YOUR GOAL: From the listing below, tally the lines that include "wana". Return only the total.

INPUT:
━━━━━━━━━━━━━━━━━━━━

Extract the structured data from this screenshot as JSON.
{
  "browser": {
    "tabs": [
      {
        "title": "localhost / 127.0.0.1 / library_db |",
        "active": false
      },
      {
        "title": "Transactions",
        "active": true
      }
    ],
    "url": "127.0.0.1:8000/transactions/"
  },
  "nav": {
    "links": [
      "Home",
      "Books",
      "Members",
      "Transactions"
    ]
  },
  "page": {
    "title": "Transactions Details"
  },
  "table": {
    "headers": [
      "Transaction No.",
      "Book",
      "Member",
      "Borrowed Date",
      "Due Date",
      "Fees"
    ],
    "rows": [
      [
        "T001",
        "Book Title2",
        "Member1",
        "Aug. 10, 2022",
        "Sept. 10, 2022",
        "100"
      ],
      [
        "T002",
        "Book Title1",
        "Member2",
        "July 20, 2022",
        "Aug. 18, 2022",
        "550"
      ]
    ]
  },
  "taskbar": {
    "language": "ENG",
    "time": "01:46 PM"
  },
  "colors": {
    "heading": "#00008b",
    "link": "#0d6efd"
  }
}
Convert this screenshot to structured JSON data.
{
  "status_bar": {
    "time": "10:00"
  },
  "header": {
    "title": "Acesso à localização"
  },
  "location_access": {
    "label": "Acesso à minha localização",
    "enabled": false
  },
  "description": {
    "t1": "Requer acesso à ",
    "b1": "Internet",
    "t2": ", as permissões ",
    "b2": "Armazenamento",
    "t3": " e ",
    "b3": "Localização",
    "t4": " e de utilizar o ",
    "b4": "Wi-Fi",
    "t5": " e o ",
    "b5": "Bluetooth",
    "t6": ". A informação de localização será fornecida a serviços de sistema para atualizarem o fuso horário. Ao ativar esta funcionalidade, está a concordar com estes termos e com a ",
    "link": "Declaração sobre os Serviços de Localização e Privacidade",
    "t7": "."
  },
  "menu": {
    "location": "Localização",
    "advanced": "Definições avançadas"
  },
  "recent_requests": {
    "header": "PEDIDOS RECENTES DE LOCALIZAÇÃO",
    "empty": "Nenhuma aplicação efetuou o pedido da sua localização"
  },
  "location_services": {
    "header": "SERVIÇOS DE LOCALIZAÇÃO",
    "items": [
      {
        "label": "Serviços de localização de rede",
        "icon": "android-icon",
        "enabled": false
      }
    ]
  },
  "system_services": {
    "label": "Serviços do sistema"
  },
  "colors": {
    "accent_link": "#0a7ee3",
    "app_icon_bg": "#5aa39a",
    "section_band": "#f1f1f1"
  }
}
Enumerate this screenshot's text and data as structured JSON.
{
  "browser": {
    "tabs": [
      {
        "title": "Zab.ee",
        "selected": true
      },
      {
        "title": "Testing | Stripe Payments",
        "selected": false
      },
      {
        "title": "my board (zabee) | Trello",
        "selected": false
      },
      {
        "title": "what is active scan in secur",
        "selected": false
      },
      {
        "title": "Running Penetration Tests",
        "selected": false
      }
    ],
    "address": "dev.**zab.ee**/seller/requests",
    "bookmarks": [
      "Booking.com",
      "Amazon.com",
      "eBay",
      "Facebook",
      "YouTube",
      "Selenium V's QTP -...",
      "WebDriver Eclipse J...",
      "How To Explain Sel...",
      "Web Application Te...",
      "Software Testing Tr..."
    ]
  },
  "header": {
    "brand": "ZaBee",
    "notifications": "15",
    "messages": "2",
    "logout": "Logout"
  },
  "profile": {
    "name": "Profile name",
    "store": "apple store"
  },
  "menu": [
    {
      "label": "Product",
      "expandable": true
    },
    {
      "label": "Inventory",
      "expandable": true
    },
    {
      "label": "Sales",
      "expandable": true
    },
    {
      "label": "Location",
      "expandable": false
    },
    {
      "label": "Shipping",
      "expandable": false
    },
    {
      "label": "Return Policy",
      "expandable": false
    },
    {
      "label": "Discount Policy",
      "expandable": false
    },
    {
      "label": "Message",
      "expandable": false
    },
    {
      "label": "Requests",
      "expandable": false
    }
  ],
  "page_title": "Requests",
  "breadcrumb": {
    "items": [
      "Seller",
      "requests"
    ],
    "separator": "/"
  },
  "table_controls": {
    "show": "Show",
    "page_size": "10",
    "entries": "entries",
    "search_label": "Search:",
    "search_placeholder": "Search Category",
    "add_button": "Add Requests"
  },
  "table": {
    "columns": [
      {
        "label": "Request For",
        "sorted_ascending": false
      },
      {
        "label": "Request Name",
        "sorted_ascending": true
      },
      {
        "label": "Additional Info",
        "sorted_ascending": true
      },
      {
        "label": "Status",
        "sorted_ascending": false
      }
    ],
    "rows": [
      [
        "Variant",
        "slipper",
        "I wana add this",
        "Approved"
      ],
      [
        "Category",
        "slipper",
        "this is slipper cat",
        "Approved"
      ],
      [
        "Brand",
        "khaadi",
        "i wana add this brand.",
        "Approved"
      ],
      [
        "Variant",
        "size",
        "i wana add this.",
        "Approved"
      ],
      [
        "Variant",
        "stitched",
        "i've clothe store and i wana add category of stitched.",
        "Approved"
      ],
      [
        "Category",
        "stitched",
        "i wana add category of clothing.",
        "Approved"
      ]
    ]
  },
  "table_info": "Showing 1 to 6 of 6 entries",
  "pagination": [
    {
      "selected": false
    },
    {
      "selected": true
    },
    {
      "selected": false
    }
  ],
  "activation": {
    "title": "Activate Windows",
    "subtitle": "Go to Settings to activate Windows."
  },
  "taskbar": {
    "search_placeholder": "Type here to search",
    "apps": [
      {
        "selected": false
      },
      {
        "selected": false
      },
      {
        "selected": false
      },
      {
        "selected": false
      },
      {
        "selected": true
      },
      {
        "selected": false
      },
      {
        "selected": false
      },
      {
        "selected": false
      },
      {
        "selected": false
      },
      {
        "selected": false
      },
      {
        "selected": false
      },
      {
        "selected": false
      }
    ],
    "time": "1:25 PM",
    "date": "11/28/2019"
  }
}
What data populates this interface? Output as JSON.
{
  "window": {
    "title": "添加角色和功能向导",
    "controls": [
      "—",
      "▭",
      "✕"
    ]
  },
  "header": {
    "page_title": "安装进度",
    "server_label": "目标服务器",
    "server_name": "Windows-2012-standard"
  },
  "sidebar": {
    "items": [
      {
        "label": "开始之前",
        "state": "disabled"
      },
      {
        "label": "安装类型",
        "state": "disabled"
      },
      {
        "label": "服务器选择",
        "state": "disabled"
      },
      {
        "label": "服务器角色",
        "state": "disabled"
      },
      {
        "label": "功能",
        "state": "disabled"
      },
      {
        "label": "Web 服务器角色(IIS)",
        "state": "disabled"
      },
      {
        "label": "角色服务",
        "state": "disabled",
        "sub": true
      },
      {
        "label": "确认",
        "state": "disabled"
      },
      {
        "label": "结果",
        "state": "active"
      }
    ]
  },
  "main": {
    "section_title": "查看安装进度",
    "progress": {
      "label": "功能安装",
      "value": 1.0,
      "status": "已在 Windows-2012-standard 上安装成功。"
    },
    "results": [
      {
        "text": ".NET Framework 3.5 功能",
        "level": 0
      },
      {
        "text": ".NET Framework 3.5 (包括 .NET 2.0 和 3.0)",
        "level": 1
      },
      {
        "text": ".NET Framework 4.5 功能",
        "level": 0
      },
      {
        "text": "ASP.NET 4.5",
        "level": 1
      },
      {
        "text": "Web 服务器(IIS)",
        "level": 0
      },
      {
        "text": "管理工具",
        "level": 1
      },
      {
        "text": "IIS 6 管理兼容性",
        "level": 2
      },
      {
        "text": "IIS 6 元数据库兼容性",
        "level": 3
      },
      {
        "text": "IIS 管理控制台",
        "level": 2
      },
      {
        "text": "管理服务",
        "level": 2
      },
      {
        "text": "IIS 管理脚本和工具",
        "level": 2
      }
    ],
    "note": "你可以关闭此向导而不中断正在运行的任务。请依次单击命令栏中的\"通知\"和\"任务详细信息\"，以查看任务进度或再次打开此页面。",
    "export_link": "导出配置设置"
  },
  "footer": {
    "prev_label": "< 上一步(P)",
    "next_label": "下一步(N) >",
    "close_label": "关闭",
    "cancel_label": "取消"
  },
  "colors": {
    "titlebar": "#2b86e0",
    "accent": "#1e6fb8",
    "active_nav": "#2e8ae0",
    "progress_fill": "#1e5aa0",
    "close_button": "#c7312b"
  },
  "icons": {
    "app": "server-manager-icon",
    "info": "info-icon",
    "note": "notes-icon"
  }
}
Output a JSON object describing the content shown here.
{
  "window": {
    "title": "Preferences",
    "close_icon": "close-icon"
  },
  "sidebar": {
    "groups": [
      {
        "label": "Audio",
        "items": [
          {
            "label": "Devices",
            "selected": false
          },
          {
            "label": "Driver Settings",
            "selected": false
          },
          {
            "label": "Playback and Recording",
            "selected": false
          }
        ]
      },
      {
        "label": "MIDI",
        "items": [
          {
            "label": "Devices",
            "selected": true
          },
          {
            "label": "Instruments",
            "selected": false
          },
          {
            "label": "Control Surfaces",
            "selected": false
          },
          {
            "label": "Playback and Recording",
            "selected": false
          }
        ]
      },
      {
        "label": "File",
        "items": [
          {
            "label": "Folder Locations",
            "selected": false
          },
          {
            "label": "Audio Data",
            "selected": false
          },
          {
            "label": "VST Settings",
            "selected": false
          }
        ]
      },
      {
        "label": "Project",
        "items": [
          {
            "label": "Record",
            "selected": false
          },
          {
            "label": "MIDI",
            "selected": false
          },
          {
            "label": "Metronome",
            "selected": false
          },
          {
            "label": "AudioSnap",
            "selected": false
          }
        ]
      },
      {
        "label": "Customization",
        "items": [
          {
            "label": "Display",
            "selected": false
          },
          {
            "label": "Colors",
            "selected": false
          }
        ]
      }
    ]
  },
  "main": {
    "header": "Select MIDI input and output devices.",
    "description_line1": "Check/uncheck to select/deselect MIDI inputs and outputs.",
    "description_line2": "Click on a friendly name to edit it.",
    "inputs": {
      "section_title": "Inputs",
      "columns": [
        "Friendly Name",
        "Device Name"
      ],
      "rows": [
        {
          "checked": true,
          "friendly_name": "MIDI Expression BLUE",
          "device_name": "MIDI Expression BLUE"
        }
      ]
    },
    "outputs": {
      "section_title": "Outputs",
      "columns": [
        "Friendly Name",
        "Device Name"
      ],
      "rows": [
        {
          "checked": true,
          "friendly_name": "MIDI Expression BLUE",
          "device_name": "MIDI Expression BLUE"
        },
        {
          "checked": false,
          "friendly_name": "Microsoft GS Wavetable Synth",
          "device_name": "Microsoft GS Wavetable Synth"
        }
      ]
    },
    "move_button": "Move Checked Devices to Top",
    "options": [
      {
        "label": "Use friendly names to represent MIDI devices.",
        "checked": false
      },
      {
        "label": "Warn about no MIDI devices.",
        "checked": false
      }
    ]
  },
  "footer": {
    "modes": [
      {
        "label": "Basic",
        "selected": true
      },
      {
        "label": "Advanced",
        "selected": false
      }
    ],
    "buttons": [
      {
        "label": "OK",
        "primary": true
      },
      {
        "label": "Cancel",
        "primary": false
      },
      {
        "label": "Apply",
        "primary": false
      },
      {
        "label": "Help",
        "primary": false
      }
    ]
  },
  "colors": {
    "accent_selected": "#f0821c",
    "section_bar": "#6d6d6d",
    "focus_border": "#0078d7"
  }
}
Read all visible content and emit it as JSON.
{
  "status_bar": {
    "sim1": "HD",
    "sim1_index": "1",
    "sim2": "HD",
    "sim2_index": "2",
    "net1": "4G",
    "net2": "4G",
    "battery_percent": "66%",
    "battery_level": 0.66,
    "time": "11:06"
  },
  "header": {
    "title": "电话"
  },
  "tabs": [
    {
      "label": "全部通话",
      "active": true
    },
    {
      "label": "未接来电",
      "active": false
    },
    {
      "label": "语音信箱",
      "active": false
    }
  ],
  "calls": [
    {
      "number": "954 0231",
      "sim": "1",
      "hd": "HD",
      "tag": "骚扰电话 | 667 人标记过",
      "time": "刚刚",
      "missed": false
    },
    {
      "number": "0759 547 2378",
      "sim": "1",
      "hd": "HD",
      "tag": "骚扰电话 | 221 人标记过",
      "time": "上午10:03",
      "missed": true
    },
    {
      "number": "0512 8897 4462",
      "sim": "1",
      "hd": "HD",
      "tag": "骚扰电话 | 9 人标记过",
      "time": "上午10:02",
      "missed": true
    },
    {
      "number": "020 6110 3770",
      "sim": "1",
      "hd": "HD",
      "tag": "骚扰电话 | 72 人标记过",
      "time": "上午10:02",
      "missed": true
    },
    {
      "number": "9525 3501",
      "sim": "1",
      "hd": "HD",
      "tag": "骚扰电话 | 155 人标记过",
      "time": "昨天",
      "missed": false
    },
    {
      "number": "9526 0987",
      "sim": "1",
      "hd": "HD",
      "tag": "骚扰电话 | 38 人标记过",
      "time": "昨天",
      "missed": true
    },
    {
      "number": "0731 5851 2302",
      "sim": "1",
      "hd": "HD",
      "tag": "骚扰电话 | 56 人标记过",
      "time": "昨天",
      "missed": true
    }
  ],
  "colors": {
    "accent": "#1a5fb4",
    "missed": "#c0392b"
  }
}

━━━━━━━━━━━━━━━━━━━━

RESULT: 5